As far as I’m concerned the decision by the Ubuntu Team to default to failing to boot when a raid array is degrade is a complete mistake. When your decision is the opposite of what everyone else has chosen to do in a given situation, you’re probably doing it wrong. Having an option for people to choose to fail to boot on a degraded array is a great idea and one that would probably almost never be used. But I’m all for options, and also for sensible defaults. So on any Ubuntu system where you’re running mdadm raid don’t forget to do either:
sudo dpkg-reconfigure mdadm
- update /etc/initramfs-tools/conf.d/mdadm and set BOOT_DEGRADED=true
sudo update-initramfs -u -k all
Every Ubuntu system with mdadm RAID, every time.

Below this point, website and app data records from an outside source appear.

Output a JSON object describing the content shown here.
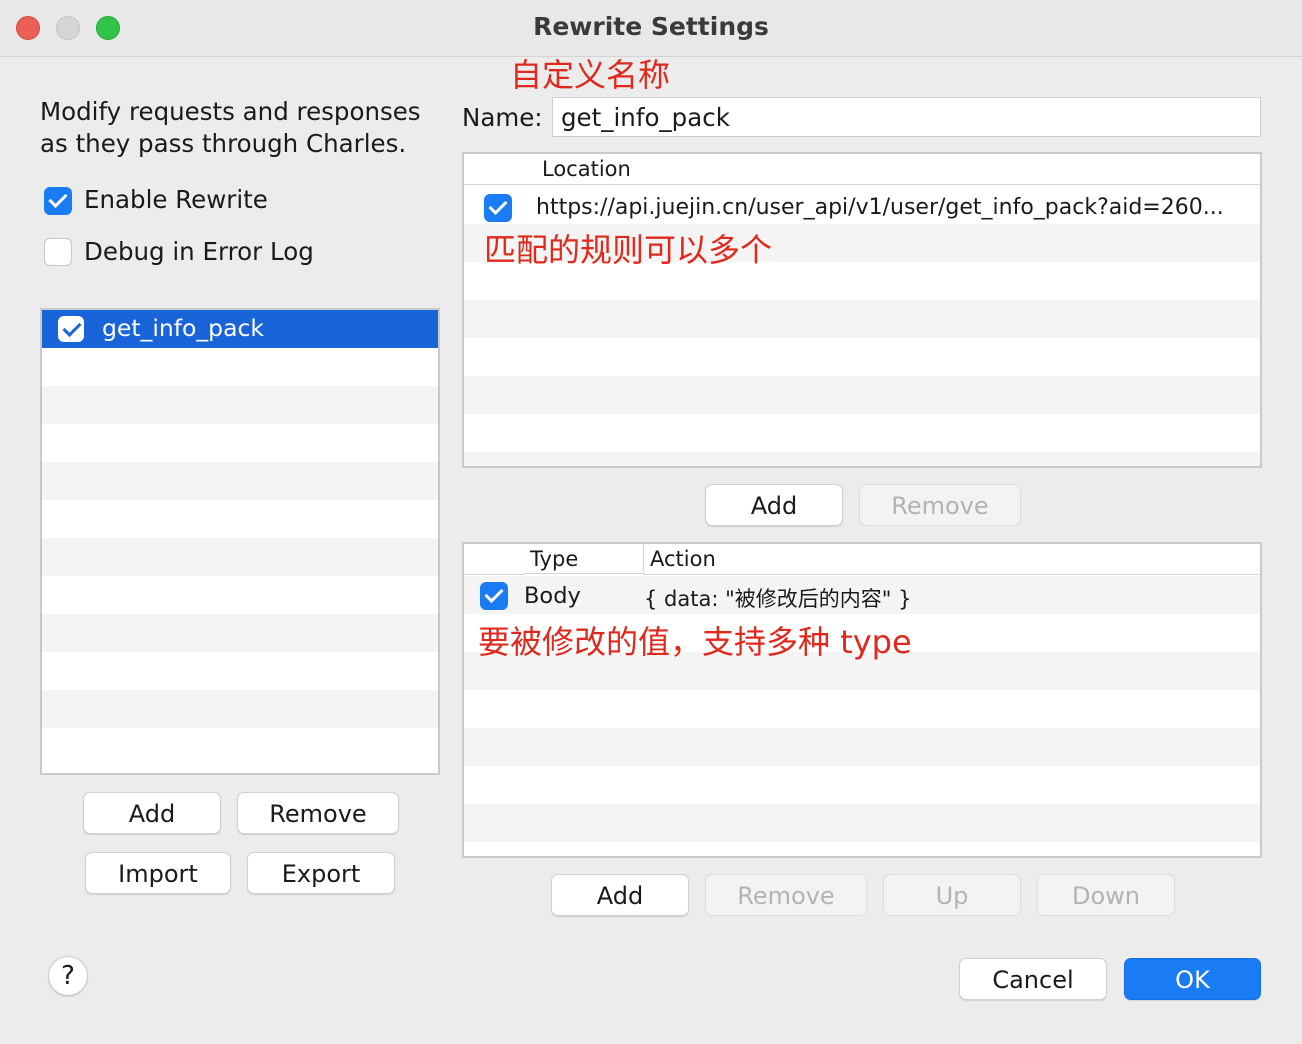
{
  "window": {
    "title": "Rewrite Settings"
  },
  "annotations": {
    "name_note": "自定义名称",
    "location_note": "匹配的规则可以多个",
    "action_note": "要被修改的值，支持多种 type"
  },
  "description": {
    "line1": "Modify requests and responses",
    "line2": "as they pass through Charles."
  },
  "options": {
    "enable_rewrite": {
      "label": "Enable Rewrite",
      "checked": true
    },
    "debug_error_log": {
      "label": "Debug in Error Log",
      "checked": false
    }
  },
  "sets": {
    "items": [
      {
        "label": "get_info_pack",
        "checked": true,
        "selected": true
      }
    ],
    "buttons": {
      "add": "Add",
      "remove": "Remove",
      "import": "Import",
      "export": "Export"
    }
  },
  "name_field": {
    "label": "Name:",
    "value": "get_info_pack"
  },
  "locations": {
    "header": "Location",
    "rows": [
      {
        "checked": true,
        "url": "https://api.juejin.cn/user_api/v1/user/get_info_pack?aid=260..."
      }
    ],
    "buttons": {
      "add": "Add",
      "remove": "Remove"
    }
  },
  "rules": {
    "headers": {
      "type": "Type",
      "action": "Action"
    },
    "rows": [
      {
        "checked": true,
        "type": "Body",
        "action": "{ data: \"被修改后的内容\" }"
      }
    ],
    "buttons": {
      "add": "Add",
      "remove": "Remove",
      "up": "Up",
      "down": "Down"
    }
  },
  "footer": {
    "help": "?",
    "cancel": "Cancel",
    "ok": "OK"
  },
  "colors": {
    "accent": "#1a7cf5",
    "annotation": "#e0291c",
    "selection": "#1964d8"
  }
}
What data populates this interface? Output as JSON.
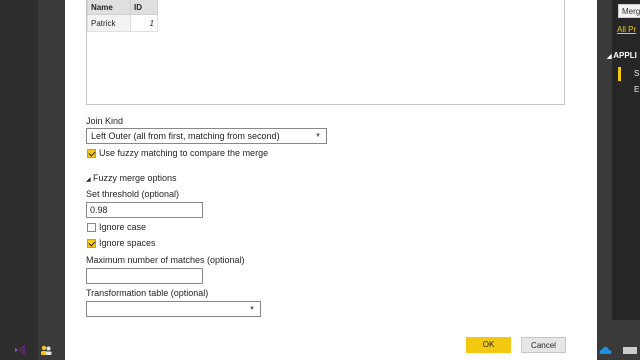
{
  "background": {
    "queries_search_text": "Merg",
    "all_properties_link": "All Pr",
    "applied_steps_header": "APPLI",
    "applied_steps": [
      "S",
      "E"
    ]
  },
  "preview": {
    "columns": [
      "Name",
      "ID"
    ],
    "rows": [
      {
        "name": "Patrick",
        "id": "1"
      }
    ]
  },
  "join_kind": {
    "label": "Join Kind",
    "value": "Left Outer (all from first, matching from second)"
  },
  "fuzzy_matching": {
    "label": "Use fuzzy matching to compare the merge",
    "checked": true
  },
  "fuzzy_options": {
    "header": "Fuzzy merge options",
    "threshold_label": "Set threshold (optional)",
    "threshold_value": "0.98",
    "ignore_case_label": "Ignore case",
    "ignore_case_checked": false,
    "ignore_spaces_label": "Ignore spaces",
    "ignore_spaces_checked": true,
    "max_matches_label": "Maximum number of matches (optional)",
    "max_matches_value": "",
    "transformation_label": "Transformation table (optional)",
    "transformation_value": ""
  },
  "buttons": {
    "ok": "OK",
    "cancel": "Cancel"
  },
  "colors": {
    "accent": "#f2c811",
    "dialog_bg": "#ffffff",
    "app_bg": "#3c3c3c"
  },
  "icons": [
    "visual-studio-icon",
    "people-icon",
    "onedrive-cloud-icon"
  ]
}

So FreeTDS is the glue between a linux systems and SQL Server, among other things. For my purposes I’m mainly using it to run Rails with a SQL Server backend. My understanding is that the alternatives to FreeTDS are Microsoft’s SQL Server ODBC Driver 1.0 for Linux or, if using JRuby, Microsoft’s JDBC Driver for SQL Server. But why am I even looking at alternatives? Well, FreeTDS has a performance problem when inserting large numbers of records. This bug may not be universal, which is to say it might only appear in certain contexts, but it is significant. Basically when bulk inserting records performance is abysmally slow. I’ve seen this within Rails which made me think maybe the problem was in TinyTDS or ActiveRecord SQL Server Adapter. However, I’ve noticed the problem with FreeTDS binaries tsq, bsqldb, and fisql. That makes me think the problem is in FreeTDS, at least the stable 0.91 release which was released in August 2011 though has been patched subsequently. It’s possible that the current 0.95 version will resolve these problems but I have not yet tested it. There is one binary not affected by this problem and it is freebcp. However, I have been finding that freebcp has it’s own bugs/quirks/idiosyncrasies or perhaps is exposing those from the underlying freetds code. In any case, freebcp is not a great solution, but for bulk data transfer from linux to SQL Server it seems to be the only game in town.
I’ve noted how difficult it is to get a complete list of parameters that can be used in the Rails’ config.database.yml file. I understand this is because there are different parameters for the different library layers. Still, I would like a more complete list somewhere, especially given that the parameter names can be confusingly similar but different between adapters (eg: timeout, connection_timeout, login_timeout, connect_timeout) For PG the disparate parameters can be found here:
I may create similar list for SQL Server.
This used to be a bigger issue but now thanks to the signed drivers there’s very little more to do than download the drivers in Windows and install them:
I did my time with rsruby, rinruby and Rserve-Ruby-client. In retrospect I should have trusted the Rserve-Ruby-client readme which details the problems with rsruby and rinruby.
- rsruby – dealbreaker is that this is not stable, there are a few other downsides including complex data conversions and compilation issues but enough said.
- rinruby – slow, but more importantly fails when assigning large data making it pretty much useless. See Bug #2 and Bug #13.
Solution: use Rserve and Rserve-Ruby-client. Both are actively maintained and stable.
Rserver can be installed on Debian/Ubuntu with:
apt-get install r-cran-rserve
Be aware that there is a bug in the Ubuntu package that requires fixing for rserve to work: